Re the Giara jersey, Sportful says: "Designed for riders who want an elegant style while they are enjoying their ride. With toned-down styling that doesn't scream "bike racer," it's at home on epic all-day rides but also doesn't look out of place as you pedal out of the city. Casual performance cut and subtle styling that adapt to asphalt, gravel or coffee stops."
Re the bib shorts: "Built with the same DNA as our race shorts but with a refined style that works well even when you are just "riding your bike." High-stretch fabric allows us to eliminate many seams to offer extra comfort and a stealth look."
Tell us some more about the technical aspects of the product?
Upper body in heathered polyester fabric gives great coverage with a sophisticated style
Color highlights are also reflective for stylish safety
3 rear pockets with 1 additional zipped pocket for convenience and security
Lightweight mesh bibs
High elastane content for great stretch and support
Internal leg elastic grip
BodyFit Pro pad
Built to the usual high standards we've come to expect from Sportful.
There's no cutting back on the performance despite the jersey's relaxed style and fit.
I've been pounding the Giara clothing through miles of gravel and off-road riding, over Salisbury Plain and through my local woods, and durability hasn't been a concern.

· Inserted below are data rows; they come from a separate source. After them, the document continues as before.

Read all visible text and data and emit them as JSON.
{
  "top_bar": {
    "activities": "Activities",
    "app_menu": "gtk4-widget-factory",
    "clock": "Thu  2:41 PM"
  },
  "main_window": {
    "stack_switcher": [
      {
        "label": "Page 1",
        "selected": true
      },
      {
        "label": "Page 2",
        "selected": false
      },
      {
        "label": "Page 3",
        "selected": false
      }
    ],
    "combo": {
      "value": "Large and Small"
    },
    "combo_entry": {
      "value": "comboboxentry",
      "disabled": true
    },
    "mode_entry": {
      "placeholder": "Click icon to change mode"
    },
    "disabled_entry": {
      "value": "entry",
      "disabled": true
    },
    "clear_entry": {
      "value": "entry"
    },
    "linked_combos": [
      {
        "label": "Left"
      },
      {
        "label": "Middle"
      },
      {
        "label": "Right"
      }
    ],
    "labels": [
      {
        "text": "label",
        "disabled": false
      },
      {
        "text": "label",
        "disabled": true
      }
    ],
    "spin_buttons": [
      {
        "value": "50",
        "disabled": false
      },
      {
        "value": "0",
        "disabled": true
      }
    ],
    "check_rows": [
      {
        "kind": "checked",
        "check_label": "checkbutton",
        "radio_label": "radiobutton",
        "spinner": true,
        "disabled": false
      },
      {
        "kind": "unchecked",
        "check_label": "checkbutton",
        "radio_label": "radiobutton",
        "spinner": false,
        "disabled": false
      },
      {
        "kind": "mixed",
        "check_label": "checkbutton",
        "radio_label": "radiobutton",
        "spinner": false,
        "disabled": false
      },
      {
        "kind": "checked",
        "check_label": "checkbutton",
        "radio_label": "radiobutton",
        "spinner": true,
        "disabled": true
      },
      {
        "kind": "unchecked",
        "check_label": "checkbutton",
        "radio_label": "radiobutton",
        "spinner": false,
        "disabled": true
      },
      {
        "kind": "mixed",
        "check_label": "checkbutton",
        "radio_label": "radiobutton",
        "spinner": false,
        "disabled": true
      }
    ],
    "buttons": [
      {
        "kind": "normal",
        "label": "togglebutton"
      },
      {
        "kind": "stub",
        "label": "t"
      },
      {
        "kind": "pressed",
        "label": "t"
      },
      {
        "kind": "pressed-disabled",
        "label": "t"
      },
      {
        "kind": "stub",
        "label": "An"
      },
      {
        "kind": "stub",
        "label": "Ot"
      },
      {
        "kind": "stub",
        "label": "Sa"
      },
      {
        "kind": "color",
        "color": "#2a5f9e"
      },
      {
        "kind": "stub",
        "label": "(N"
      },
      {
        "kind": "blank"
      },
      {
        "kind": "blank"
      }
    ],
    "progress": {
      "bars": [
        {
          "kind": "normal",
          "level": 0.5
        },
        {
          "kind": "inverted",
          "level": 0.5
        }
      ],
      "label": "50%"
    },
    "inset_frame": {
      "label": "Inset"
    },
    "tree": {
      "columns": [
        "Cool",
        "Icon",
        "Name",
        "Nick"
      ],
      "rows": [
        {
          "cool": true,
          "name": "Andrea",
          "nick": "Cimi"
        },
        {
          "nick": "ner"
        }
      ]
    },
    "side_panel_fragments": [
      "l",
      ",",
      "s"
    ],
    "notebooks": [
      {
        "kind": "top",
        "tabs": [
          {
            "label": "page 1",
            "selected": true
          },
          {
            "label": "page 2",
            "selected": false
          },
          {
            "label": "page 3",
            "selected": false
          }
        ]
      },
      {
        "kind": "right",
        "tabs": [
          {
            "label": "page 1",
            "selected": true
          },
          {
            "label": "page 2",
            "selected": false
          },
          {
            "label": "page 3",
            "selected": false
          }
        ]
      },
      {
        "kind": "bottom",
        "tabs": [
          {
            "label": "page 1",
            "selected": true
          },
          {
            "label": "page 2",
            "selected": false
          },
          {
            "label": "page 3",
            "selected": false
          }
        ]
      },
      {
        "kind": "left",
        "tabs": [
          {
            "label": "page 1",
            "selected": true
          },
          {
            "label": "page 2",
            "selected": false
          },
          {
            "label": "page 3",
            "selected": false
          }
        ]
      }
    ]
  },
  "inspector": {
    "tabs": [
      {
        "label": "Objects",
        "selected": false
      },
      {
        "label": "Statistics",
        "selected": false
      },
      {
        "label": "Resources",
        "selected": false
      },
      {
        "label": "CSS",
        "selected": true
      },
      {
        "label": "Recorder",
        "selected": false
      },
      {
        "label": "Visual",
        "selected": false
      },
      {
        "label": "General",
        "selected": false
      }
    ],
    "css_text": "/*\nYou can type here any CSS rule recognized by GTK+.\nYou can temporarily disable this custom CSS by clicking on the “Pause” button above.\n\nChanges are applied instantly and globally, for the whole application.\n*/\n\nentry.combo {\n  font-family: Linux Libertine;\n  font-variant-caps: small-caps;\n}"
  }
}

The slightly more generous fit of the jersey will appeal to people who don't necessarily want the tightest fitting top.
The padding in the shorts is comfortable even on the longest rides, the fit and fabric of the jersey looks after you in a range of temperatures.
The jersey and shorts cost £75 each. For shorts that's very competitive and together they make a good looking and well-priced combo.
How easy is the product to care for? How did it respond to being washed?
Very easy to look after.
Tell us how the product performed overall when used for its designed purpose
For gravel and off-road rides, and regular road rides, the Giara clothing performed very well.
Tell us what you particularly liked about the product
The understated styling and muted colours look really good.
Tell us what you particularly disliked about the product
Isn't much to fault. If you prefer a race-fit jersey, the Giara isn't for you, unless you size down.
Did you enjoy using the product? Yes
Would you consider buying the product? Yes
Would you recommend the product to a friend? Yes
Use this box to explain your score
Even if you ignore the hype surrounding gravel riding, here's a range of clothing that combines a new understated colour palette for the Italian company with the great fit and fabrics Sportful has a good reputation for, and at good prices.
About the tester
I usually ride: My best bike is:
I've been riding for: 10-20 years I ride: Every day I would class myself as: Expert
I regularly do the following types of riding: road racing, time trialling, cyclo-cross, commuting, touring, mountain biking
David has worked on the road.cc tech team since July 2012. Previously he was editor of Bikemagic.com and before that staff writer at RCUK. He's a seasoned cyclist of all disciplines, from road to mountain biking, touring to cyclo-cross, he only wishes he had time to ride them all. He's mildly competitive, though he'll never admit it, and is a frequent road racer but is too lazy to do really well. He currently resides in the Cotswolds.